The Apis Bull was one of the most honored animals of ancient Egypt and it was closely related to the king. It is estimated to have originated during the 800 B.C. The Apis Bull was part animal, part god and was chosen because of the unusual set of markings: a white triangle on his forehead, characteristic patterns on the shoulders and rump and double hairs at the tail end [Source:A.R. Williams, National Geographic, November 2009].
Once the bull was confirmed as the incarnation of god, the bull was kept in a special sanctuary and was pampered with gold, jewelry. The priests drowned the Apis bull when it had reached 25 years old, and anytime after 25 the bull was forbidden to live. When the bull died the search was on for another bull. The body of the deceased bull was transported to the temple and laid on a bed of finely carved travertine. The mummification took a total of 70 days, 40 days for the repository of flesh and 30 days it wrap it. The bull was bandaged, artificial eyes were inserted, the horns and face were covered with a gold leaf mask. The priest, singer and exalted officials shipped the mummified body to the galleries carved into the bedrock of limestone, which they interred the mummy in a wooden or granite sarcophagus.

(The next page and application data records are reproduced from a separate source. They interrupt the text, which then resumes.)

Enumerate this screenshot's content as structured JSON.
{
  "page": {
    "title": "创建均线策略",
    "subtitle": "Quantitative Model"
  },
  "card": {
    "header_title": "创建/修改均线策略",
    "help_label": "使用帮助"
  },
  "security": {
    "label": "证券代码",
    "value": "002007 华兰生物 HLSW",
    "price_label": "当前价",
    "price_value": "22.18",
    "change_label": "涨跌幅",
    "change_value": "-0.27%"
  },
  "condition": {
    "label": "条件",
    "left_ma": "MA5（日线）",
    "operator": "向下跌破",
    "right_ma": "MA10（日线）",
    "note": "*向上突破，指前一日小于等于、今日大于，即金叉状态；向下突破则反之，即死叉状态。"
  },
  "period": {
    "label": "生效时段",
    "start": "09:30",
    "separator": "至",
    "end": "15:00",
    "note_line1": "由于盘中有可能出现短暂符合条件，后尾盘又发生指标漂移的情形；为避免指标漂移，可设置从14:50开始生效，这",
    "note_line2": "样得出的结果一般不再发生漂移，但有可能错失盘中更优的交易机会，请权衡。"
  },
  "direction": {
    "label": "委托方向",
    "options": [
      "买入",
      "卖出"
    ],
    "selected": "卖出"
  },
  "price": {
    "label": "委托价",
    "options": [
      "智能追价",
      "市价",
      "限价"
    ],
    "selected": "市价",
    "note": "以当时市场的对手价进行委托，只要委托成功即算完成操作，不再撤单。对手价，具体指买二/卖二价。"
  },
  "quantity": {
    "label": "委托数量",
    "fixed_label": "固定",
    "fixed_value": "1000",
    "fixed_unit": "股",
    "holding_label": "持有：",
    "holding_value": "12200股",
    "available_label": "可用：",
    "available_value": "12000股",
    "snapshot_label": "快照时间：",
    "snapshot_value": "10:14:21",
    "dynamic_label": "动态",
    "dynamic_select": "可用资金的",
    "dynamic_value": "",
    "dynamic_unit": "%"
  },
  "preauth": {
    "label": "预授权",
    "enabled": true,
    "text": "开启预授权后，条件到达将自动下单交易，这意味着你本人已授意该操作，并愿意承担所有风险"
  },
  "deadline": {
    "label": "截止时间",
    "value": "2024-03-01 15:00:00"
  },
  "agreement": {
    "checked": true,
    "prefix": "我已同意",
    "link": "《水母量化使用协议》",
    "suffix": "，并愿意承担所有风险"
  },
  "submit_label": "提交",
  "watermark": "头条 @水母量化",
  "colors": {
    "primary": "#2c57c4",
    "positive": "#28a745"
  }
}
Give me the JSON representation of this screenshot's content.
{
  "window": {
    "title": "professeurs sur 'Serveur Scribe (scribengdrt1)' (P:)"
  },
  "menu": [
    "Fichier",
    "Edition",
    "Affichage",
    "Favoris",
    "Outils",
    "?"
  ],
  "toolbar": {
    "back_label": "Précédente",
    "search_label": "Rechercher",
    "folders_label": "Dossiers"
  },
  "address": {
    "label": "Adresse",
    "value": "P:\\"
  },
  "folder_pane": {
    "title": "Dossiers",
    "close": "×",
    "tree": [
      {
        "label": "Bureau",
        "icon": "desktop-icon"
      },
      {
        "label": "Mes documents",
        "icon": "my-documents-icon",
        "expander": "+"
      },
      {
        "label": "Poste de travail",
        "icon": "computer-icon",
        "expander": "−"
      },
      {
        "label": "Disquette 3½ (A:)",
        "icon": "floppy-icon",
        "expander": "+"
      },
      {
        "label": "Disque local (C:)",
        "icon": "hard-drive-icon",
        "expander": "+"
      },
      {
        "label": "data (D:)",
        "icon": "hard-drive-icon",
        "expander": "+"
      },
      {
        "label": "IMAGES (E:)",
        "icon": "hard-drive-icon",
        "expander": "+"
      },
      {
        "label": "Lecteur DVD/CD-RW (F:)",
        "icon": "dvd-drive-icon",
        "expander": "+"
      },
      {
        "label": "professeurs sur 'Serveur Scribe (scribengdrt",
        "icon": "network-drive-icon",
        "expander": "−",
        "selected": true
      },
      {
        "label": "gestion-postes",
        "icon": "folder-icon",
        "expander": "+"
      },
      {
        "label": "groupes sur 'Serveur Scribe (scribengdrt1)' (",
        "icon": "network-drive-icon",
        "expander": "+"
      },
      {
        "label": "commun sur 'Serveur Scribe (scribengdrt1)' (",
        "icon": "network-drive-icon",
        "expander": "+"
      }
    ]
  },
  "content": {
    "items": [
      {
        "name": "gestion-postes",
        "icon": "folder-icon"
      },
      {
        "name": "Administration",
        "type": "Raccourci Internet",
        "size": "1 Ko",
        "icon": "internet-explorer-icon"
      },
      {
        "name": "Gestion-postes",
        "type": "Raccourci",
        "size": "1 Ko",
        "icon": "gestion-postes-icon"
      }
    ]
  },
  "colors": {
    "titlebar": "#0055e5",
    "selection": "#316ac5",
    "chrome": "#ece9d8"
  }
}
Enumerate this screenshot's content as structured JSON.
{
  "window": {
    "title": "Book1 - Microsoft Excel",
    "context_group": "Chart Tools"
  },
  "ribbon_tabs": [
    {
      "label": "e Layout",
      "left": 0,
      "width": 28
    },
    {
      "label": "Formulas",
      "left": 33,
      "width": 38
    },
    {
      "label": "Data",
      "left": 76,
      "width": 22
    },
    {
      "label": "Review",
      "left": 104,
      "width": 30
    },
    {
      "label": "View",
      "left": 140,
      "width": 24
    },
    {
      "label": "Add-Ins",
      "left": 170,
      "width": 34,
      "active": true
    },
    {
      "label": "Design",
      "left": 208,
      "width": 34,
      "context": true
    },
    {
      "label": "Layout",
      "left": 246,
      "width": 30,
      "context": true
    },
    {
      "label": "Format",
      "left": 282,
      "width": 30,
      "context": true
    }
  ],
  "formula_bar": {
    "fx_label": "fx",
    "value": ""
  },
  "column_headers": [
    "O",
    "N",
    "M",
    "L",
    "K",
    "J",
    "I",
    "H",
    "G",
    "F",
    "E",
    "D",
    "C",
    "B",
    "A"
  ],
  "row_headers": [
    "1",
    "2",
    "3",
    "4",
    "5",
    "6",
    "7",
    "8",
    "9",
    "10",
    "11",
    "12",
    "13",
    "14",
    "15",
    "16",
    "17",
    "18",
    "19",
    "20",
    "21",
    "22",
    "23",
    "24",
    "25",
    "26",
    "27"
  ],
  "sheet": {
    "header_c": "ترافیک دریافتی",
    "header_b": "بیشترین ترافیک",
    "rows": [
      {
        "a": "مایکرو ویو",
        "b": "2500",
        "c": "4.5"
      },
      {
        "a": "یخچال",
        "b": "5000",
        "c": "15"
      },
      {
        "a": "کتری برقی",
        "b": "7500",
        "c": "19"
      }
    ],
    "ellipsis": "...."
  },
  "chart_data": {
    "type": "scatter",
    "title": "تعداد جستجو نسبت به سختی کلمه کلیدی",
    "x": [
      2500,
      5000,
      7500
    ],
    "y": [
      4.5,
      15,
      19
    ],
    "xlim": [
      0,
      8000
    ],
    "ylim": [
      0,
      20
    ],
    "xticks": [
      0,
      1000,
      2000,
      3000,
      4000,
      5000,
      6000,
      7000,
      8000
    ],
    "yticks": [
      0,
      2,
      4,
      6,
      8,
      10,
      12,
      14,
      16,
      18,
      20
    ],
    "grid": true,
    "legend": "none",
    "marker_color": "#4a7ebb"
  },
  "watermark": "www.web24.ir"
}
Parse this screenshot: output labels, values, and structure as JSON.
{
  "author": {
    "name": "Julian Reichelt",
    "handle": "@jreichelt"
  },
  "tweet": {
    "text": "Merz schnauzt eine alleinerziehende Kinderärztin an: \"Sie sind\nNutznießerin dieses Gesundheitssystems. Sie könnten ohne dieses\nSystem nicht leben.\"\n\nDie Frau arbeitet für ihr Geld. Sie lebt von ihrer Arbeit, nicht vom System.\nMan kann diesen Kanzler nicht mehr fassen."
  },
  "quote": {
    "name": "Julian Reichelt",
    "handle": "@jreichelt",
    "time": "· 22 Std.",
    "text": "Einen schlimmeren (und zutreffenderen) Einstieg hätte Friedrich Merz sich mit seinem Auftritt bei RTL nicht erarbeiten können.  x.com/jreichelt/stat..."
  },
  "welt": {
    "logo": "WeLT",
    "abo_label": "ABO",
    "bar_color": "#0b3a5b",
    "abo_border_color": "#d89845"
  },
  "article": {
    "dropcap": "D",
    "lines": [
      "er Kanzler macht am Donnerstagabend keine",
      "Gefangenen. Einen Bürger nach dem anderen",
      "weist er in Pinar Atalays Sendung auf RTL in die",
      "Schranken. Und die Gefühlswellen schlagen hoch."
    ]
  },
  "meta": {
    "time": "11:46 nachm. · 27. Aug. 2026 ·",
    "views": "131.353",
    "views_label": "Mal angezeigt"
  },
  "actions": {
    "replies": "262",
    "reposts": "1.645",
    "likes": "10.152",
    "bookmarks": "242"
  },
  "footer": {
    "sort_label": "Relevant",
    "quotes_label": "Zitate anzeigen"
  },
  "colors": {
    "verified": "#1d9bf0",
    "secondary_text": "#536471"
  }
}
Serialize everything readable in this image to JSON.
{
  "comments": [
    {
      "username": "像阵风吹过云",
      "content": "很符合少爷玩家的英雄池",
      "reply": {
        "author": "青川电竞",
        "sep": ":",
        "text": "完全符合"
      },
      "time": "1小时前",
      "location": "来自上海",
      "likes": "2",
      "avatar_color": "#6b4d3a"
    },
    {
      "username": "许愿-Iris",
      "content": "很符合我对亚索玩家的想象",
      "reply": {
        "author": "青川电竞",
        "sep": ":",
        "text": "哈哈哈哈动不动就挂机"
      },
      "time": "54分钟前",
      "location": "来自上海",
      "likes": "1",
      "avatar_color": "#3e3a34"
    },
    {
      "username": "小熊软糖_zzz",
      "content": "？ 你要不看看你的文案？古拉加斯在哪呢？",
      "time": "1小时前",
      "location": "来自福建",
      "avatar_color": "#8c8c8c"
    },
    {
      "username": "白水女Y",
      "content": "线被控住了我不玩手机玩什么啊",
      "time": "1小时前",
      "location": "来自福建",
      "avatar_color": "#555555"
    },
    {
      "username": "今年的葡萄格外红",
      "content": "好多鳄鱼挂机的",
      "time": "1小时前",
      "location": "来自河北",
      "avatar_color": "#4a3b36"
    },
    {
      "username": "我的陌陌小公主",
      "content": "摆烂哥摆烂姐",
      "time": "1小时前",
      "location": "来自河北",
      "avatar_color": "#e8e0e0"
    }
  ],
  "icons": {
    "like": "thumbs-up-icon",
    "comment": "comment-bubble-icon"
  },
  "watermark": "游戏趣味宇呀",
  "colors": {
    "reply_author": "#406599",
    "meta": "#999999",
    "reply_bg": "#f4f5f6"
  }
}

Apis the Bull God - Biblical Archaeology in Egypt (Bible History Online). (n.d.). Retrieved November 04, 2017, from http://www.bible-history.com/archaeology/egypt/apis-the-bull-god.html
The Editors of Encyclopædia Britannica. (2017, March 03). Apis. Retrieved November 04, 2017, from https://www.britannica.com/topic/Apis-Egyptian-deity
Tour Egypt. (n.d.). Retrieved November 04, 2017, from http://www.touregypt.net/featurestories/bull.htm